### Problem description
Set down the data that follows, exactly and completely.

### Records from a data collection
#####

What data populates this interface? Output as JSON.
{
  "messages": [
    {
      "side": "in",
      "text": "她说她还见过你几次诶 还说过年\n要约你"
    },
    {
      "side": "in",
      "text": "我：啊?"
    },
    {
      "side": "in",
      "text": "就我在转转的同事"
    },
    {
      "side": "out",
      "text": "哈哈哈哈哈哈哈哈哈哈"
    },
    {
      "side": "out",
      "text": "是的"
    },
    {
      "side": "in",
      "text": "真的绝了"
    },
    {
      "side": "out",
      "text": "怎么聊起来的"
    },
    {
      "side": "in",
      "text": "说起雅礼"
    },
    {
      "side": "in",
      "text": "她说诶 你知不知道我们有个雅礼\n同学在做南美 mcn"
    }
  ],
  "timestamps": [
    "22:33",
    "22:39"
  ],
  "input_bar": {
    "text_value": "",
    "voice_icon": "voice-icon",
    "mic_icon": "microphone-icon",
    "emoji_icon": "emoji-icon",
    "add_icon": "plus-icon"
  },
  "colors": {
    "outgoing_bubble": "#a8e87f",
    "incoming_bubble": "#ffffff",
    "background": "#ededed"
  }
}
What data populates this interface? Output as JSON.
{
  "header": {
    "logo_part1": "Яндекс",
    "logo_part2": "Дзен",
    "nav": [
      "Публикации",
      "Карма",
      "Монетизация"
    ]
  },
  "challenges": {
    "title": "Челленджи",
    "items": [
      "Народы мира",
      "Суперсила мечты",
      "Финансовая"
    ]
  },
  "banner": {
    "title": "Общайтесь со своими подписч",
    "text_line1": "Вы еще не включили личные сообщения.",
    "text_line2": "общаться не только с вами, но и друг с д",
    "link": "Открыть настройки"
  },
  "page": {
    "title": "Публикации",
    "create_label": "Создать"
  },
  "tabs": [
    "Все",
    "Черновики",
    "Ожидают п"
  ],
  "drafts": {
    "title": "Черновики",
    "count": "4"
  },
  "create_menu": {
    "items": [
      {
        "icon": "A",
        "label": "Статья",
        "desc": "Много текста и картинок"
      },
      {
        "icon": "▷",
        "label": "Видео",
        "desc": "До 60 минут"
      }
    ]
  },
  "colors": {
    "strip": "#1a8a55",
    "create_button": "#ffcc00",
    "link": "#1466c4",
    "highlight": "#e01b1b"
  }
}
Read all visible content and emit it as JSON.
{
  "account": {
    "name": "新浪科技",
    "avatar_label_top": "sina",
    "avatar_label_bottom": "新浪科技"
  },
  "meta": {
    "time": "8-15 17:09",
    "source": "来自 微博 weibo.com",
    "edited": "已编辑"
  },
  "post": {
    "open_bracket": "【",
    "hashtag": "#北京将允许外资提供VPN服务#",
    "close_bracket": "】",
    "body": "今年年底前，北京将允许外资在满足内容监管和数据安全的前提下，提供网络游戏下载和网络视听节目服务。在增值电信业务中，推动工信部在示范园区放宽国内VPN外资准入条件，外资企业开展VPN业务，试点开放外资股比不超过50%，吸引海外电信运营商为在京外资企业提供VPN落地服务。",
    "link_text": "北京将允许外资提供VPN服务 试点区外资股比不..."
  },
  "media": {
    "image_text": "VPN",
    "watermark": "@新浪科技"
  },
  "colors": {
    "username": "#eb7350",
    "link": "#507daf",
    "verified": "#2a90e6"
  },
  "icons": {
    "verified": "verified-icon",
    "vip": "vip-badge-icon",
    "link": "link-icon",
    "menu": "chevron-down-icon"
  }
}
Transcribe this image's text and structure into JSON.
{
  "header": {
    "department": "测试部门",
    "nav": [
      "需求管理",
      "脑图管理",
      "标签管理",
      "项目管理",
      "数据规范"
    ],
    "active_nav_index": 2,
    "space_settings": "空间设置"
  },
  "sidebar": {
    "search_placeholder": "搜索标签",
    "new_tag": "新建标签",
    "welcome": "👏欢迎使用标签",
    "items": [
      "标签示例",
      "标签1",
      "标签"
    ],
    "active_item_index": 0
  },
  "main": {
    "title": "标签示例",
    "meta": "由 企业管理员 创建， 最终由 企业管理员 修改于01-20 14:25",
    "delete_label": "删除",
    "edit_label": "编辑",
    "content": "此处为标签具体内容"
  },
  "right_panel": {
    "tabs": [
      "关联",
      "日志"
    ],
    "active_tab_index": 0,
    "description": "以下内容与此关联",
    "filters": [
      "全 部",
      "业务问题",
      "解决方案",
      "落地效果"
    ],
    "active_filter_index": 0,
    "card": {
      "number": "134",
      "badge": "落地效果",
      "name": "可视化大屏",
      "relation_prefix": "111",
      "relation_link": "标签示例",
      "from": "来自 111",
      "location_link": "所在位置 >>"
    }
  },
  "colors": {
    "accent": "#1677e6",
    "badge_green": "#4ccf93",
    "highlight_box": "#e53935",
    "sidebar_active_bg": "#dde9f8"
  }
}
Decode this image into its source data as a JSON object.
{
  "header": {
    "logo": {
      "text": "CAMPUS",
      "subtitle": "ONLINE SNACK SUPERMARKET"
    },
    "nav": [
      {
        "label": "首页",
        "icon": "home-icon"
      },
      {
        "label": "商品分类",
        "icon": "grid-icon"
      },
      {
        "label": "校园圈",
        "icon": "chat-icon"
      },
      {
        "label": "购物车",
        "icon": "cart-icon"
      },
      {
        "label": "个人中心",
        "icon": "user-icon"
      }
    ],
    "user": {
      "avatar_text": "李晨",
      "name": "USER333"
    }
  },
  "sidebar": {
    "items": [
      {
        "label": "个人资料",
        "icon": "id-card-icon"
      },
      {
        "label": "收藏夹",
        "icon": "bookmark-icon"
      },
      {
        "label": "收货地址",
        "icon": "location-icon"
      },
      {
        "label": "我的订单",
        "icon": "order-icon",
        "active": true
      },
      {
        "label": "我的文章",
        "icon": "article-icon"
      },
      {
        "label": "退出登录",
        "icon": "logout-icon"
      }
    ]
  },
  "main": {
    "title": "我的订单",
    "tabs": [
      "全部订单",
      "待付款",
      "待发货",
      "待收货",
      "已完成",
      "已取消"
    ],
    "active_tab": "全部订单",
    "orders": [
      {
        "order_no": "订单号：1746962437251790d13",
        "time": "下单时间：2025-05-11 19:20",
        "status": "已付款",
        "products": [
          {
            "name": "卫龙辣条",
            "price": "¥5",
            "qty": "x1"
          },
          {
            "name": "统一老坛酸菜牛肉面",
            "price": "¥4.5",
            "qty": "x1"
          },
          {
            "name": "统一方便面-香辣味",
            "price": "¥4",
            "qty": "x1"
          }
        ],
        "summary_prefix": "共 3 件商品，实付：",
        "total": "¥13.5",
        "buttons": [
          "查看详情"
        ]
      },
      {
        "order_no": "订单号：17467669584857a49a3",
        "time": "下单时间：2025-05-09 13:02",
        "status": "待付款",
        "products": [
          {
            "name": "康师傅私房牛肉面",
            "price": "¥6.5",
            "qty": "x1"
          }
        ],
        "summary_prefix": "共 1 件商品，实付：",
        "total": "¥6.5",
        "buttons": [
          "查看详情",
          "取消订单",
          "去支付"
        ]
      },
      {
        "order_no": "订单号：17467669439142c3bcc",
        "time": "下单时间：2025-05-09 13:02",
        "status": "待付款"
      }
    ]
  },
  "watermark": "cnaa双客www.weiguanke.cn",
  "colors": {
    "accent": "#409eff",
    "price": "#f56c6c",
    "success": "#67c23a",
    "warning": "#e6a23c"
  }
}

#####

### Answer section
What data populates this interface? Output as JSON.
{
  "messages": [
    {
      "side": "in",
      "text": "她说她还见过你几次诶 还说过年\n要约你"
    },
    {
      "side": "in",
      "text": "我：啊?"
    },
    {
      "side": "in",
      "text": "就我在转转的同事"
    },
    {
      "side": "out",
      "text": "哈哈哈哈哈哈哈哈哈哈"
    },
    {
      "side": "out",
      "text": "是的"
    },
    {
      "side": "in",
      "text": "真的绝了"
    },
    {
      "side": "out",
      "text": "怎么聊起来的"
    },
    {
      "side": "in",
      "text": "说起雅礼"
    },
    {
      "side": "in",
      "text": "她说诶 你知不知道我们有个雅礼\n同学在做南美 mcn"
    }
  ],
  "timestamps": [
    "22:33",
    "22:39"
  ],
  "input_bar": {
    "text_value": "",
    "voice_icon": "voice-icon",
    "mic_icon": "microphone-icon",
    "emoji_icon": "emoji-icon",
    "add_icon": "plus-icon"
  },
  "colors": {
    "outgoing_bubble": "#a8e87f",
    "incoming_bubble": "#ffffff",
    "background": "#ededed"
  }
}
What data populates this interface? Output as JSON.
{
  "header": {
    "logo_part1": "Яндекс",
    "logo_part2": "Дзен",
    "nav": [
      "Публикации",
      "Карма",
      "Монетизация"
    ]
  },
  "challenges": {
    "title": "Челленджи",
    "items": [
      "Народы мира",
      "Суперсила мечты",
      "Финансовая"
    ]
  },
  "banner": {
    "title": "Общайтесь со своими подписч",
    "text_line1": "Вы еще не включили личные сообщения.",
    "text_line2": "общаться не только с вами, но и друг с д",
    "link": "Открыть настройки"
  },
  "page": {
    "title": "Публикации",
    "create_label": "Создать"
  },
  "tabs": [
    "Все",
    "Черновики",
    "Ожидают п"
  ],
  "drafts": {
    "title": "Черновики",
    "count": "4"
  },
  "create_menu": {
    "items": [
      {
        "icon": "A",
        "label": "Статья",
        "desc": "Много текста и картинок"
      },
      {
        "icon": "▷",
        "label": "Видео",
        "desc": "До 60 минут"
      }
    ]
  },
  "colors": {
    "strip": "#1a8a55",
    "create_button": "#ffcc00",
    "link": "#1466c4",
    "highlight": "#e01b1b"
  }
}
Read all visible content and emit it as JSON.
{
  "account": {
    "name": "新浪科技",
    "avatar_label_top": "sina",
    "avatar_label_bottom": "新浪科技"
  },
  "meta": {
    "time": "8-15 17:09",
    "source": "来自 微博 weibo.com",
    "edited": "已编辑"
  },
  "post": {
    "open_bracket": "【",
    "hashtag": "#北京将允许外资提供VPN服务#",
    "close_bracket": "】",
    "body": "今年年底前，北京将允许外资在满足内容监管和数据安全的前提下，提供网络游戏下载和网络视听节目服务。在增值电信业务中，推动工信部在示范园区放宽国内VPN外资准入条件，外资企业开展VPN业务，试点开放外资股比不超过50%，吸引海外电信运营商为在京外资企业提供VPN落地服务。",
    "link_text": "北京将允许外资提供VPN服务 试点区外资股比不..."
  },
  "media": {
    "image_text": "VPN",
    "watermark": "@新浪科技"
  },
  "colors": {
    "username": "#eb7350",
    "link": "#507daf",
    "verified": "#2a90e6"
  },
  "icons": {
    "verified": "verified-icon",
    "vip": "vip-badge-icon",
    "link": "link-icon",
    "menu": "chevron-down-icon"
  }
}
Transcribe this image's text and structure into JSON.
{
  "header": {
    "department": "测试部门",
    "nav": [
      "需求管理",
      "脑图管理",
      "标签管理",
      "项目管理",
      "数据规范"
    ],
    "active_nav_index": 2,
    "space_settings": "空间设置"
  },
  "sidebar": {
    "search_placeholder": "搜索标签",
    "new_tag": "新建标签",
    "welcome": "👏欢迎使用标签",
    "items": [
      "标签示例",
      "标签1",
      "标签"
    ],
    "active_item_index": 0
  },
  "main": {
    "title": "标签示例",
    "meta": "由 企业管理员 创建， 最终由 企业管理员 修改于01-20 14:25",
    "delete_label": "删除",
    "edit_label": "编辑",
    "content": "此处为标签具体内容"
  },
  "right_panel": {
    "tabs": [
      "关联",
      "日志"
    ],
    "active_tab_index": 0,
    "description": "以下内容与此关联",
    "filters": [
      "全 部",
      "业务问题",
      "解决方案",
      "落地效果"
    ],
    "active_filter_index": 0,
    "card": {
      "number": "134",
      "badge": "落地效果",
      "name": "可视化大屏",
      "relation_prefix": "111",
      "relation_link": "标签示例",
      "from": "来自 111",
      "location_link": "所在位置 >>"
    }
  },
  "colors": {
    "accent": "#1677e6",
    "badge_green": "#4ccf93",
    "highlight_box": "#e53935",
    "sidebar_active_bg": "#dde9f8"
  }
}
Decode this image into its source data as a JSON object.
{
  "header": {
    "logo": {
      "text": "CAMPUS",
      "subtitle": "ONLINE SNACK SUPERMARKET"
    },
    "nav": [
      {
        "label": "首页",
        "icon": "home-icon"
      },
      {
        "label": "商品分类",
        "icon": "grid-icon"
      },
      {
        "label": "校园圈",
        "icon": "chat-icon"
      },
      {
        "label": "购物车",
        "icon": "cart-icon"
      },
      {
        "label": "个人中心",
        "icon": "user-icon"
      }
    ],
    "user": {
      "avatar_text": "李晨",
      "name": "USER333"
    }
  },
  "sidebar": {
    "items": [
      {
        "label": "个人资料",
        "icon": "id-card-icon"
      },
      {
        "label": "收藏夹",
        "icon": "bookmark-icon"
      },
      {
        "label": "收货地址",
        "icon": "location-icon"
      },
      {
        "label": "我的订单",
        "icon": "order-icon",
        "active": true
      },
      {
        "label": "我的文章",
        "icon": "article-icon"
      },
      {
        "label": "退出登录",
        "icon": "logout-icon"
      }
    ]
  },
  "main": {
    "title": "我的订单",
    "tabs": [
      "全部订单",
      "待付款",
      "待发货",
      "待收货",
      "已完成",
      "已取消"
    ],
    "active_tab": "全部订单",
    "orders": [
      {
        "order_no": "订单号：1746962437251790d13",
        "time": "下单时间：2025-05-11 19:20",
        "status": "已付款",
        "products": [
          {
            "name": "卫龙辣条",
            "price": "¥5",
            "qty": "x1"
          },
          {
            "name": "统一老坛酸菜牛肉面",
            "price": "¥4.5",
            "qty": "x1"
          },
          {
            "name": "统一方便面-香辣味",
            "price": "¥4",
            "qty": "x1"
          }
        ],
        "summary_prefix": "共 3 件商品，实付：",
        "total": "¥13.5",
        "buttons": [
          "查看详情"
        ]
      },
      {
        "order_no": "订单号：17467669584857a49a3",
        "time": "下单时间：2025-05-09 13:02",
        "status": "待付款",
        "products": [
          {
            "name": "康师傅私房牛肉面",
            "price": "¥6.5",
            "qty": "x1"
          }
        ],
        "summary_prefix": "共 1 件商品，实付：",
        "total": "¥6.5",
        "buttons": [
          "查看详情",
          "取消订单",
          "去支付"
        ]
      },
      {
        "order_no": "订单号：17467669439142c3bcc",
        "time": "下单时间：2025-05-09 13:02",
        "status": "待付款"
      }
    ]
  },
  "watermark": "cnaa双客www.weiguanke.cn",
  "colors": {
    "accent": "#409eff",
    "price": "#f56c6c",
    "success": "#67c23a",
    "warning": "#e6a23c"
  }
}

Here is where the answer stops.